Social Media Listening: What Are Your Customers Saying About You?
Conversations are going on about your brand and company—whether you’re participating in them or not. You have to stay tuned in to what people are saying about you so you can not only respond, but also better understand your customers, developing trends and problems brewing.
When reading social media posts and blogs, it may be difficult to know what’s really being said. Written comments are the hardest to decipher since there’s no tone of voice, facial expression or body language to help you interpret the meaning.
It’s important that you:
- Read between the lines when you’re monitoring your social media
- Reread the message several times to ensure understanding—this is a must
- Ask yourself if it makes sense the way it is written, or did the writer really mean
Eight Steps to Successful Social Media Monitoring
1. Define an objective: “I want to monitor to be sure we address all dissatisfied customers”
2. Choose where to monitor: Where do your customers hang out?
4. Triage: You should be reading all the social media messages that concern you and your business so that you can focus on what’s most important to address
5. Develop a plan: When a blogger raves about your product or service, how do you work it so both parties benefit? How do you deal with irate customers?
6. Involve others: Plan who in your organization will be involved (and how) in various customer interactions (product questions, customer service questions, etc.) and how their input will be disseminated to the customer

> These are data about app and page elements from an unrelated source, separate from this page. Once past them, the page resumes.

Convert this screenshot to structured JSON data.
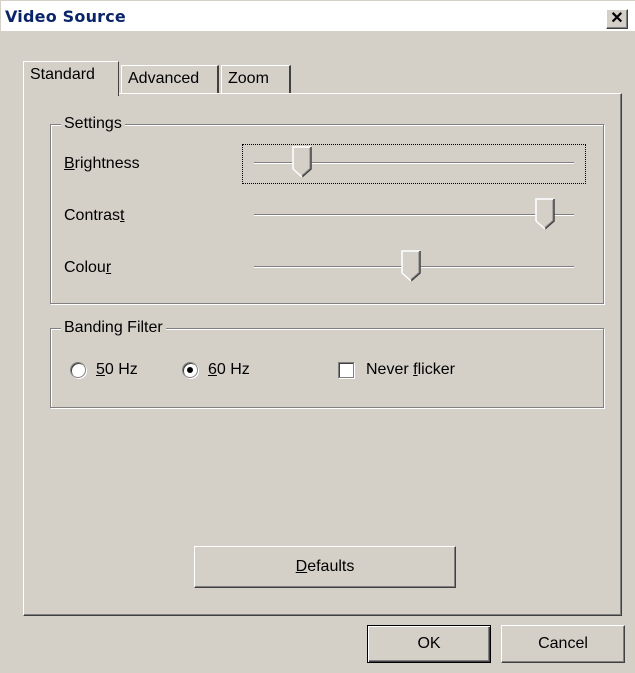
{
  "window": {
    "title": "Video Source",
    "close_glyph": "✕"
  },
  "tabs": [
    {
      "label": "Standard",
      "active": true
    },
    {
      "label": "Advanced",
      "active": false
    },
    {
      "label": "Zoom",
      "active": false
    }
  ],
  "settings": {
    "legend": "Settings",
    "sliders": [
      {
        "label_pre": "",
        "mnemonic": "B",
        "label_post": "rightness",
        "value": 0.15,
        "focused": true
      },
      {
        "label_pre": "Contras",
        "mnemonic": "t",
        "label_post": "",
        "value": 0.91,
        "focused": false
      },
      {
        "label_pre": "Colou",
        "mnemonic": "r",
        "label_post": "",
        "value": 0.49,
        "focused": false
      }
    ]
  },
  "banding": {
    "legend": "Banding Filter",
    "options": [
      {
        "mnemonic": "5",
        "rest": "0 Hz",
        "checked": false
      },
      {
        "mnemonic": "6",
        "rest": "0 Hz",
        "checked": true
      }
    ],
    "checkbox": {
      "label_pre": "Never ",
      "mnemonic": "f",
      "label_post": "licker",
      "checked": false
    }
  },
  "buttons": {
    "defaults": {
      "mnemonic": "D",
      "rest": "efaults"
    },
    "ok": "OK",
    "cancel": "Cancel"
  },
  "icons": {
    "close": "close-icon",
    "slider_thumb": "slider-thumb-icon"
  },
  "colors": {
    "face": "#d4d0c8",
    "title_text": "#0a246a"
  }
}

7. Listen first: You’ve found the community your customers frequent. But don’t jump in immediately and start plugging your product. Listen and observe the culture and rules before you speak and get to know the members.

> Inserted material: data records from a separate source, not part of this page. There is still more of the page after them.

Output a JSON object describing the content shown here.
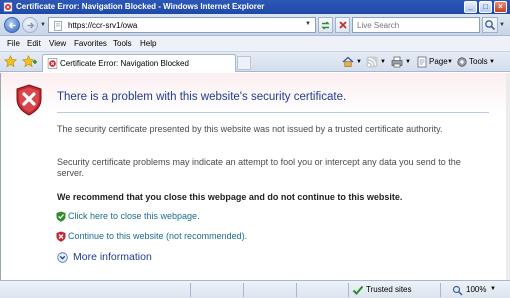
{
  "window": {
    "title": "Certificate Error: Navigation Blocked - Windows Internet Explorer",
    "minimize_glyph": "_",
    "maximize_glyph": "□",
    "close_glyph": "×"
  },
  "address_bar": {
    "url": "https://ccr-srv1/owa",
    "search_placeholder": "Live Search"
  },
  "menu": [
    "File",
    "Edit",
    "View",
    "Favorites",
    "Tools",
    "Help"
  ],
  "tab": {
    "label": "Certificate Error: Navigation Blocked"
  },
  "command_bar": {
    "page_label": "Page",
    "tools_label": "Tools"
  },
  "content": {
    "headline": "There is a problem with this website's security certificate.",
    "paragraph1": "The security certificate presented by this website was not issued by a trusted certificate authority.",
    "paragraph2": "Security certificate problems may indicate an attempt to fool you or intercept any data you send to the server.",
    "recommendation": "We recommend that you close this webpage and do not continue to this website.",
    "close_link": "Click here to close this webpage.",
    "continue_link": "Continue to this website (not recommended).",
    "more_info": "More information"
  },
  "status_bar": {
    "zone": "Trusted sites",
    "zoom": "100%"
  },
  "colors": {
    "headline": "#1d3e8f",
    "link": "#1d6b8f",
    "shield_red": "#c3262e",
    "shield_green": "#2e8b2e",
    "titlebar": "#2c58b8"
  }
}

8. Participate in inbound and outbound conversations: Outbound means that you’re participating in discussions within your area of expertise. Inbound means people have contacted you with a specific question or request for help. They may be leaving feedback or compliments.

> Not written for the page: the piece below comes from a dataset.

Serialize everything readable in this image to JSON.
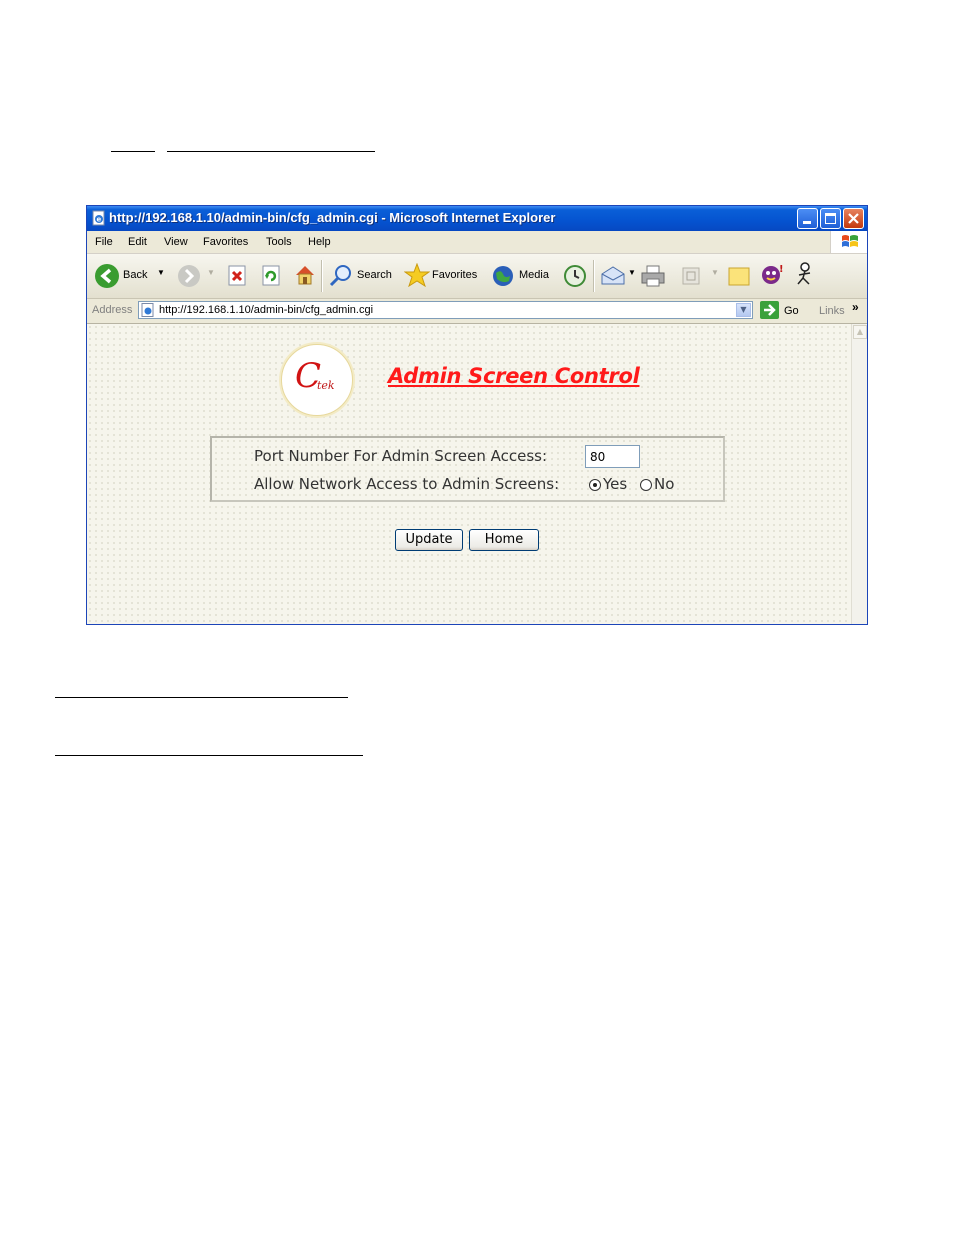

Select the right tools for your strategy: Your list of what you need in a monitoring tool is driven by your objective in Step #1. Deciding the type of data you need to reach your business objective will help you understand whether you need analytics, historical data, charting capabilities, integration with existing systems, free or paid, etc. You’ll want to do a lot of homework.